Both MainSource Bank (MainSource) and LEAF Capital Funding, LLC (LEAF) made loans to Ronald Markt Nay (Debtor). The MainSource Loan was secured against personal property owned by the Debtor, which included, among other things, all present and future inventory, equipment, farm products, and instruments. The LEAF loan consisted of two loans, which were secured by two specific pieces of farm equipment owned by the Debtor.
Each lender filed UCC-1s with the Indiana Secretary of State, with MainSource filing in February, 2014 and LEAF filing two UCC-1s for the farm equipment in December, 2015.
The Debtor's name as it appears on his most recently issued unexpired Indiana state driver's license is "Ronald Markt Nay." LEAF's UCC-1s filed with the Indiana Secretary of State omitted the letter "t" from the Debtor's middle name and listed the Debtor's name on both of the UCC-1s as "Ronald Mark Nay."
On May 13, 2016, the Debtor commenced Chapter 11 bankruptcy proceeding and, shortly thereafter, MainSource initiated this adversary proceeding claiming that it has a first priority security interest in the two specific pieces of farm equipment and that LEAF's purchase money security interests are not properly perfected due to the error in recording the Debtor's name in the UCC-1s.
The court ruled that LEAF's inadvertent omission of the letter "t" from the Debtor's middle name invalidates LEAF's UCC-1s and as a result MainSource is entitled to judgment as a matter of law. Under Indiana Code § 26-1-9.1-506, a UCC-1 filing must meet the requirements of IC 26-1-9.1-501 through 25-1-9.1-527 to be an effective filing in the respective Secretary of State where the debtor is domiciled. In particular, where the UCC-1 fails sufficiently to provide the name of the debtor in accordance with IC 26-1-9.1-503(a) then it is deemed "seriously misleading," and is therefore a defective filing. Section 503(a) provides that "if the debtor is an individual to whom a driver’s license has been issued, a financing statement sufficiently provides the name of debtor only if it provides the name of the individual which is indicated on the driver’s license."
The court held that in reading section 503 with section 506, the only correct name of the Debtor under section 503 is the name on the Debtor’s driver’s license. The court reasoned that section 503 balances the interest of filers and searchers, meaning that searchers should not be expected to have to ascertain "nicknames, trade names, and the like by which the debtor may be known" and then perform a search based on that information. It explained that it is the lender's responsibility to provide the name of the debtor sufficiently in a filed UCC-1.
In addition, the court found that LEAF failed to establish that its UCC-1s were discoverable by searching under the Debtor's correct name using the standard search logic promulgated by the Indiana Secretary of State.
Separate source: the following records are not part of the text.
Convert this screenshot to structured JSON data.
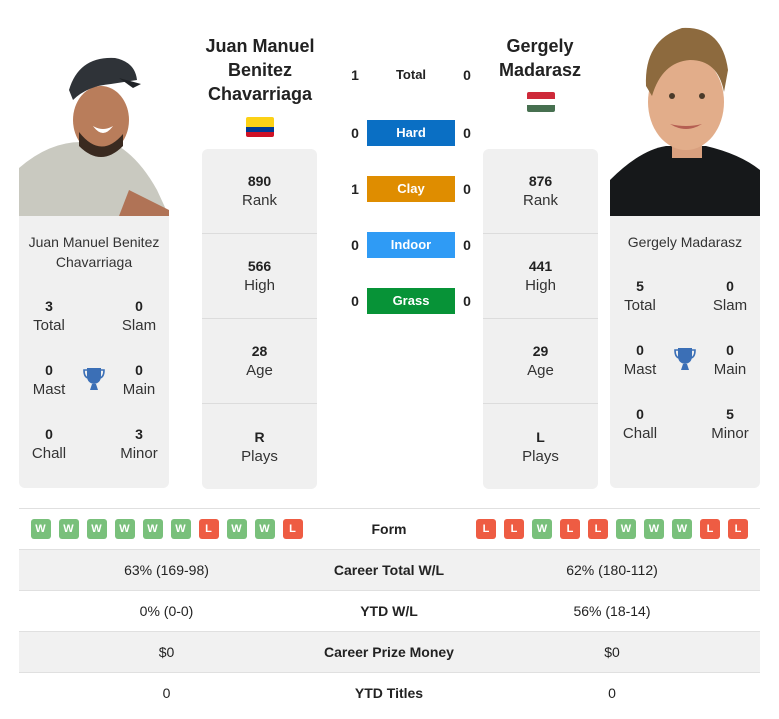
{
  "player1": {
    "name": "Juan Manuel Benitez Chavarriaga",
    "name_lines": [
      "Juan Manuel",
      "Benitez",
      "Chavarriaga"
    ],
    "card_name_lines": [
      "Juan Manuel Benitez",
      "Chavarriaga"
    ],
    "country_flag": "colombia-flag",
    "flag_colors": [
      "#fcd116",
      "#003893",
      "#ce1126"
    ],
    "stats": [
      {
        "value": "890",
        "label": "Rank"
      },
      {
        "value": "566",
        "label": "High"
      },
      {
        "value": "28",
        "label": "Age"
      },
      {
        "value": "R",
        "label": "Plays"
      }
    ],
    "titles": {
      "total": {
        "value": "3",
        "label": "Total"
      },
      "slam": {
        "value": "0",
        "label": "Slam"
      },
      "mast": {
        "value": "0",
        "label": "Mast"
      },
      "main": {
        "value": "0",
        "label": "Main"
      },
      "chall": {
        "value": "0",
        "label": "Chall"
      },
      "minor": {
        "value": "3",
        "label": "Minor"
      }
    },
    "form": [
      "W",
      "W",
      "W",
      "W",
      "W",
      "W",
      "L",
      "W",
      "W",
      "L"
    ]
  },
  "player2": {
    "name": "Gergely Madarasz",
    "name_lines": [
      "Gergely",
      "Madarasz"
    ],
    "card_name_lines": [
      "Gergely Madarasz"
    ],
    "country_flag": "hungary-flag",
    "flag_colors": [
      "#ce2939",
      "#ffffff",
      "#477050"
    ],
    "stats": [
      {
        "value": "876",
        "label": "Rank"
      },
      {
        "value": "441",
        "label": "High"
      },
      {
        "value": "29",
        "label": "Age"
      },
      {
        "value": "L",
        "label": "Plays"
      }
    ],
    "titles": {
      "total": {
        "value": "5",
        "label": "Total"
      },
      "slam": {
        "value": "0",
        "label": "Slam"
      },
      "mast": {
        "value": "0",
        "label": "Mast"
      },
      "main": {
        "value": "0",
        "label": "Main"
      },
      "chall": {
        "value": "0",
        "label": "Chall"
      },
      "minor": {
        "value": "5",
        "label": "Minor"
      }
    },
    "form": [
      "L",
      "L",
      "W",
      "L",
      "L",
      "W",
      "W",
      "W",
      "L",
      "L"
    ]
  },
  "h2h": [
    {
      "label": "Total",
      "p1": "1",
      "p2": "0",
      "color": ""
    },
    {
      "label": "Hard",
      "p1": "0",
      "p2": "0",
      "color": "#0a6fc4"
    },
    {
      "label": "Clay",
      "p1": "1",
      "p2": "0",
      "color": "#df8d00"
    },
    {
      "label": "Indoor",
      "p1": "0",
      "p2": "0",
      "color": "#2f9bf5"
    },
    {
      "label": "Grass",
      "p1": "0",
      "p2": "0",
      "color": "#079337"
    }
  ],
  "table": {
    "form_label": "Form",
    "rows": [
      {
        "label": "Career Total W/L",
        "p1": "63% (169-98)",
        "p2": "62% (180-112)"
      },
      {
        "label": "YTD W/L",
        "p1": "0% (0-0)",
        "p2": "56% (18-14)"
      },
      {
        "label": "Career Prize Money",
        "p1": "$0",
        "p2": "$0"
      },
      {
        "label": "YTD Titles",
        "p1": "0",
        "p2": "0"
      }
    ]
  },
  "colors": {
    "win": "#79c07b",
    "loss": "#ee5c43",
    "trophy": "#3b6fb6",
    "card_bg": "#f0f0f0"
  }
}
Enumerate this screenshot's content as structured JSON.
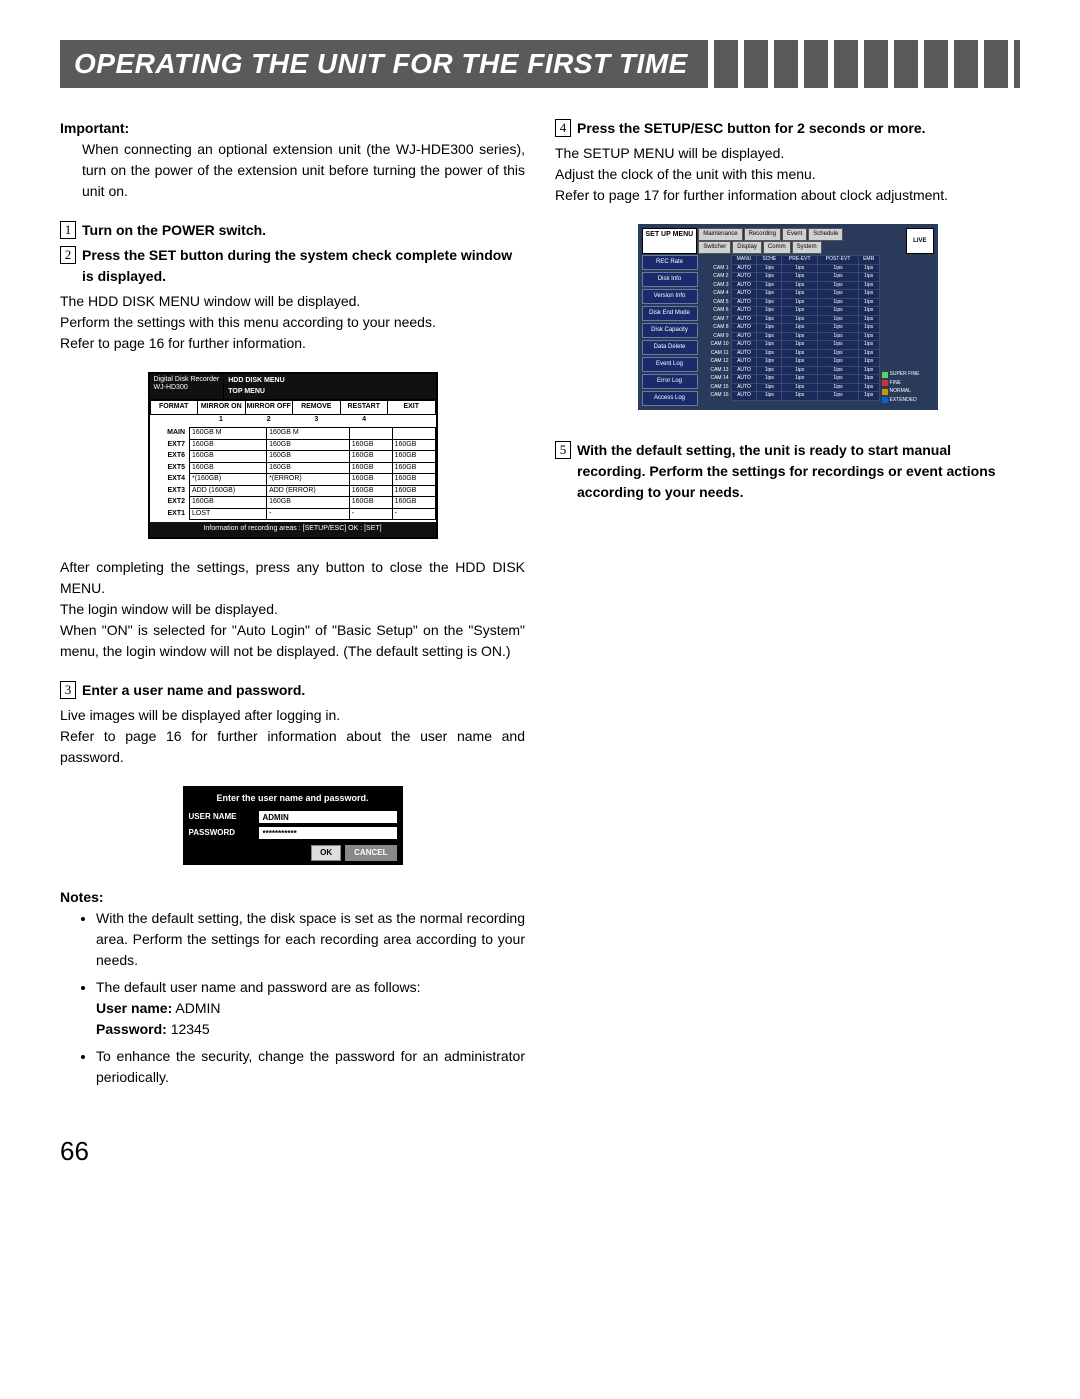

Accordingly, LEAF could not rely on the safe harbor provision of IC 26-1-9.1-506(c) to prevent its UCC-1s from being found to be seriously misleading and ineffective.
Lending institutions should take extra care to use the debtor's correct name on UCC-1s. Even in cases where there is a potential error in the name on a debtor's driver's license, the name on that driver's license should be used if that is the standard required by the UCC. If there is any doubt over a debtor's correct name, the lender should also list other possible debtor names as additional debtors on the UCC-1. For more information, see Practice Note, UCC: Preparing and Filing Financing Statements.